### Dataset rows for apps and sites
▼

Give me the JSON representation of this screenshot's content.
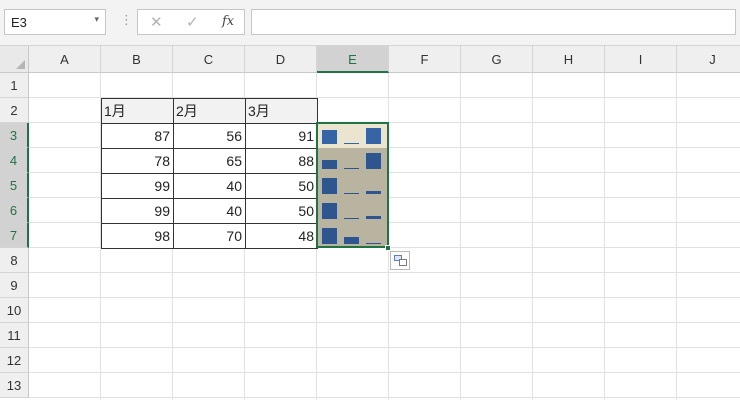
{
  "namebox": {
    "value": "E3",
    "dropdown_icon": "▾"
  },
  "formula_bar": {
    "separator": "⋮",
    "cancel_icon": "✕",
    "enter_icon": "✓",
    "fx_label": "fx",
    "content": ""
  },
  "columns": [
    "A",
    "B",
    "C",
    "D",
    "E",
    "F",
    "G",
    "H",
    "I",
    "J"
  ],
  "rows": [
    "1",
    "2",
    "3",
    "4",
    "5",
    "6",
    "7",
    "8",
    "9",
    "10",
    "11",
    "12",
    "13"
  ],
  "selected_column": "E",
  "selected_rows": [
    "3",
    "4",
    "5",
    "6",
    "7"
  ],
  "table": {
    "headers": [
      "1月",
      "2月",
      "3月"
    ],
    "values": [
      [
        87,
        56,
        91
      ],
      [
        78,
        65,
        88
      ],
      [
        99,
        40,
        50
      ],
      [
        99,
        40,
        50
      ],
      [
        98,
        70,
        48
      ]
    ]
  },
  "sparklines": {
    "type": "column",
    "colors": {
      "bar": "#2f558f",
      "first_row_bar": "#3565a4",
      "first_row_bg": "#ebe5cf",
      "other_bg": "#b9b49f"
    }
  },
  "colors": {
    "accent": "#217346",
    "header_bg": "#efefef",
    "selected_header_bg": "#d2d2d2"
  }
}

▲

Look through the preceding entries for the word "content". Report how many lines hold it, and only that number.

2